The experience should be the same in all the other provinces and territories. No one seems to know how to cover the costs of all this get-tough lawmaking. Although this space is not known for its influence on federal policies, perhaps it's time for Ottawa to levy a one-point bump in the Goods and Services Tax to cover the costs of locking up more criminals for longer periods of time.
Perhaps the Tories can hold a referendum to gauge public support for the JST (Justice Sales Tax -- only a working title of course), pointing out that it would provide billions of additional dollars for the federal government to pay for its crime-and-punishment fantasies. It would also prove whether the public will put its collective money where its collective mouth is when it comes to getting tough on crime.

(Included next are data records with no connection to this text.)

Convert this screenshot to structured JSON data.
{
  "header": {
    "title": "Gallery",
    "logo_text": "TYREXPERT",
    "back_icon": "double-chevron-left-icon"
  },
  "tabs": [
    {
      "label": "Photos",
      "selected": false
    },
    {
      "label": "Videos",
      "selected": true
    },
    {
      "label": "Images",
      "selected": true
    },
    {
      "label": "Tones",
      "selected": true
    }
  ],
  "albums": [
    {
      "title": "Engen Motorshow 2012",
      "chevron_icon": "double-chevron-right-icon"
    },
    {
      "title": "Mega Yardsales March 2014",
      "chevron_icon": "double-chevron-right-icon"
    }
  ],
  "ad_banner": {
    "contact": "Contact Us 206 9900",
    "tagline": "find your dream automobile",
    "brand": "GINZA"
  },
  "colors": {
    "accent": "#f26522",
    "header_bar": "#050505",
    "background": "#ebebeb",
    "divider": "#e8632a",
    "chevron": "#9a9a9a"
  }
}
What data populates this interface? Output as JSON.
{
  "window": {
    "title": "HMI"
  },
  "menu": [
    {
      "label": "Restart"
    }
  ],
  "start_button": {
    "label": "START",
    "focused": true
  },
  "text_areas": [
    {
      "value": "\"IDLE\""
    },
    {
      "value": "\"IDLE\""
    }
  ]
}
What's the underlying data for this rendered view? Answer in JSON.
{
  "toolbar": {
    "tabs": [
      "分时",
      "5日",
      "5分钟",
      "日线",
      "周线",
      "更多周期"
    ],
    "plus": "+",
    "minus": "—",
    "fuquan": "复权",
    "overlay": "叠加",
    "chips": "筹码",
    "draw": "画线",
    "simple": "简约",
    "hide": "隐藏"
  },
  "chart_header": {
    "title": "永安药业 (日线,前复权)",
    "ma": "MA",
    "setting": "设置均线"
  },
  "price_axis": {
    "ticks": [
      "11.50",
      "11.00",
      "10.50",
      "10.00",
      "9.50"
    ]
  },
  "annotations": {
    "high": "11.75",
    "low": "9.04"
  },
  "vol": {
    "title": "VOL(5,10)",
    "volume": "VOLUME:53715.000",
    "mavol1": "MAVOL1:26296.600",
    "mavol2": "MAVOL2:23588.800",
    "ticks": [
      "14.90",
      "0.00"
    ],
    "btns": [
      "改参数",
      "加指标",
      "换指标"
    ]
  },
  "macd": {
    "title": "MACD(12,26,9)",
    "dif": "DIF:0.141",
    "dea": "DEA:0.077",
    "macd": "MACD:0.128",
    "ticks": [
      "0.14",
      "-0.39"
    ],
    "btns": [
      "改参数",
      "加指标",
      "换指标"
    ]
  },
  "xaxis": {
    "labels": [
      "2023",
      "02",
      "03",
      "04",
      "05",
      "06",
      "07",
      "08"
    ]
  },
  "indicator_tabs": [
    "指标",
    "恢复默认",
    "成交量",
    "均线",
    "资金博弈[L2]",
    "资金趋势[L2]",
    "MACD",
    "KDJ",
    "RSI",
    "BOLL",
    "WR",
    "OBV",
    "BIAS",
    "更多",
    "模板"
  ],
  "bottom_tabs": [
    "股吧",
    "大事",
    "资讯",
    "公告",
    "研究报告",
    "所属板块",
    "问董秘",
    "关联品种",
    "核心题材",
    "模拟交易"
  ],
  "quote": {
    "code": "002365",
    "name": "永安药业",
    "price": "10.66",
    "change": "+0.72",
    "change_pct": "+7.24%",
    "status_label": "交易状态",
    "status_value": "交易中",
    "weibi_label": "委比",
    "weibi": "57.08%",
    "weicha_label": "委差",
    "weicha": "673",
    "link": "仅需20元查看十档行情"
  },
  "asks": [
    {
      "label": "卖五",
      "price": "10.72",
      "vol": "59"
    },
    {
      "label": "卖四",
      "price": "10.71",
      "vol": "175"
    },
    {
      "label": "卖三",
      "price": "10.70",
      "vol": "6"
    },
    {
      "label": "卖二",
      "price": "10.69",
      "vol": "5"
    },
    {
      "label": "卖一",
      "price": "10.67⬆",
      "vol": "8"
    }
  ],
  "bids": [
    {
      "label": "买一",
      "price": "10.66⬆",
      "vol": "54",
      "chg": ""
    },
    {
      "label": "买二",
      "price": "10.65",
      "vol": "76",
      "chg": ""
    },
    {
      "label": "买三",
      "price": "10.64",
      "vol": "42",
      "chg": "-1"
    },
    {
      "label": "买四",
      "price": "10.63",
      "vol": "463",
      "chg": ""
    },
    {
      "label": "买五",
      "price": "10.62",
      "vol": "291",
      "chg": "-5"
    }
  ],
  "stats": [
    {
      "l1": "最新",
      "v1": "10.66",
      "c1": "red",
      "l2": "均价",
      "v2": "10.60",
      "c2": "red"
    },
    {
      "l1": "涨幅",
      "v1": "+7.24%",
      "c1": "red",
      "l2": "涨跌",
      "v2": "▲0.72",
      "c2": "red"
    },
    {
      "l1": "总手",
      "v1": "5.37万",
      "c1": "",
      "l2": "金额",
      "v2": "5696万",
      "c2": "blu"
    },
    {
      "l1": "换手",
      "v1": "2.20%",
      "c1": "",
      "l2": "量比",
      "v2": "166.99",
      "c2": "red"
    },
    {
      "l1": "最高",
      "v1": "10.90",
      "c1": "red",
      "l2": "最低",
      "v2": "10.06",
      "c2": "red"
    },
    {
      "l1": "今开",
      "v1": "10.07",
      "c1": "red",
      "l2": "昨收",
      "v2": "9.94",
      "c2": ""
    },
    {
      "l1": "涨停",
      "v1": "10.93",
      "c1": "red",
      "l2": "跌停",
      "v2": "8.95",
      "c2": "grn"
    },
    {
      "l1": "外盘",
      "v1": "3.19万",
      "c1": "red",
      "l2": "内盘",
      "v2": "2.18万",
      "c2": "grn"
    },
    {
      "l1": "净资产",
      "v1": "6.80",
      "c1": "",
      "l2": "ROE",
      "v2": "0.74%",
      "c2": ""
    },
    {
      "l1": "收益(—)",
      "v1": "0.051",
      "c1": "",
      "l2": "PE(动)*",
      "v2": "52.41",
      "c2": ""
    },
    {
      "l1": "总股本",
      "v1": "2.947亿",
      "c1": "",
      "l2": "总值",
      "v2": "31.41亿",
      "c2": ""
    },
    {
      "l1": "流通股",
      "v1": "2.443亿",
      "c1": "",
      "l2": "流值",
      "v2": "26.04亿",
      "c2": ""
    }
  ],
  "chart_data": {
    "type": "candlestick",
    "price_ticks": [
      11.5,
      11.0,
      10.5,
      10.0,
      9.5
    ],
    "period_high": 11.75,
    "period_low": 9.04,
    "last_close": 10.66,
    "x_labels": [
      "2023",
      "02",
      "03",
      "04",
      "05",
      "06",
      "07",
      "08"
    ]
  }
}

Having pulled my tongue out of my cheeky cheek, it should be said nobody, especially those in elected office, would seriously propose a JST. But when Ottawa is already sparring with the provinces over health-care transfer payments and straining under the weight of billions of dollars in annual deficits, it's hard to imagine the central government has the money on hand right now to pay for its own crime bill.
Faced with an increasingly testy council of first ministers, Public Safety Minister Vic Toews and Justice Minister Rob Nicholson are waging a full-time public-relations war in support of the bill. They argue it will not create more criminals, but rather allow for longer incarceration for the most dangerous offenders. They further argue the accrued cost of crime on society is far greater than the costs associated with the new laws.
Toews, a master of his own reality on this issue, recently said he is not comforted by crime statistics, which show crime in most categories is going down, because he knows Canadians are still in danger as long as one criminal walks the streets.
"I'm focused on danger," Toews said. "If there is a danger to (Canadians), that danger needs to be addressed and this legislation addresses that." It does not, however, provide any direction on how to pay for it or how to prioritize the spending to get the biggest impact.
Right now, Ottawa focuses heavily on policing (front end) and corrections (back end), with little attention on what happens in between. So, while we're getting better at catching criminals and incarcerating them longer, we care very little, it seems, about how we administer the justice system after arrest and before sentencing. Funding for legal aid and Crown prosecution services is pathetic. So, even as more people enter the system facing longer sentences, fewer can afford legitimate legal representation. Meanwhile, more and more cases are being dumped on beleaguered, overworked prosecutors. Ottawa is good at the quantity issues but doesn't have much feel for the quality of justice in this country.
If this is a government committed to making Canada "less dangerous," then surely it would be willing to consider modest measures to increase revenue to support the goal of a safer Canada.
It really is time for someone in this debate to take a wee bit of the rhetoric out of their mouths and replace it with some cold, hard cash.